Date of Award

Summer 1990

Document Type


Degree Name

Doctor of Philosophy (PhD)


Mathematics and Statistics


Computational and Applied Mathematics

Committee Director

John A. Adam

Committee Member

Mark Dorrepaal

Committee Member

James L. Cox, Jr.

Committee Member

John Tweed


The population growth of a single species is modeled by a differential equation with initial condition(s) so that the number of organisms in the population is derived using some mechanism of growth, i.e. a growth rate function. However, such deterministic models are often highly unrealistic in population dynamics because population growth is basically a random event. There are a large number of chance factors influencing growth that might not be taken into account by deterministic models. The effect of other species (for example, in the chance meeting of a predator), population fluctuations due to weather changes that would alter food supply, immigrations and emigrations, in addition to the very processes of birth and death are chance occurrences. A stochastic approach to the modeling of complex biological systems, such as populations, allows us to include all these secondary effects for which a detailed knowledge is impossible.

Assuming that the time and state space are described by continuous variables and that the system is Markovian (i.e, for small changes in time, there are corresponding small changes in the state space) a stochastic differential equation (SDE) is constructed by adding a random function, incorporating all random fluctuations, to a deterministic equation. If this random function is Gaussian and of "white noise type", the SDE leads to a Fokker-Planck equation, a second order parabolic partial differential equation for the probability density function. Using separation of variables and simple transformations the Fokker-Planck equation reduces to a time independent ordinary differential equation, the Schrodinger equation of quantum mechanics. Solving the latter we obtain expressions for the probability density function, which, in turn gives us various moments or averages.
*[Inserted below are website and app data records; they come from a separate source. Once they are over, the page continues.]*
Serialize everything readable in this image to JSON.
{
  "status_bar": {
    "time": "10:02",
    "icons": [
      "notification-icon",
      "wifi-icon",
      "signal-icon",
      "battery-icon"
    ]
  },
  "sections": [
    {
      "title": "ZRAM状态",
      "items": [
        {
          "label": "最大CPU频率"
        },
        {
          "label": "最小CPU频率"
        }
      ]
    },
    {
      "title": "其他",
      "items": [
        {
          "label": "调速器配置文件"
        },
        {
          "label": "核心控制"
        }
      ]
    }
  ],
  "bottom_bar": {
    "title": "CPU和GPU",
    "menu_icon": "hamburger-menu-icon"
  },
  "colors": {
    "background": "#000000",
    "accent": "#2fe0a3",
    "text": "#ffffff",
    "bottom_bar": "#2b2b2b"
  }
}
In this paper three specific rate transforms for the modeling of autocatalytic (self stimulated) growth processes are presented. The probability density functions are analytically solvable by Fokker-Planck methods and are generalizations of transforms heretofore unknown. Thus, the moment formulas obtained are also generalizations of previous results.

We also consider population growth in a random environment and obtain general formulae for the steady-state and time dependent probability density function in two regimes--thus generalizing formulae previously obtained elsewhere.

In addition, a large collection of known potentials that exactly solve the Schrodinger equation are collected. Hence an extensive set of known analytic solutions to the Fokker-Planck equation, and solutions to a special form of the Riccati equation are listed. As far as we know two new Schrodinger potentials are presented for the first time.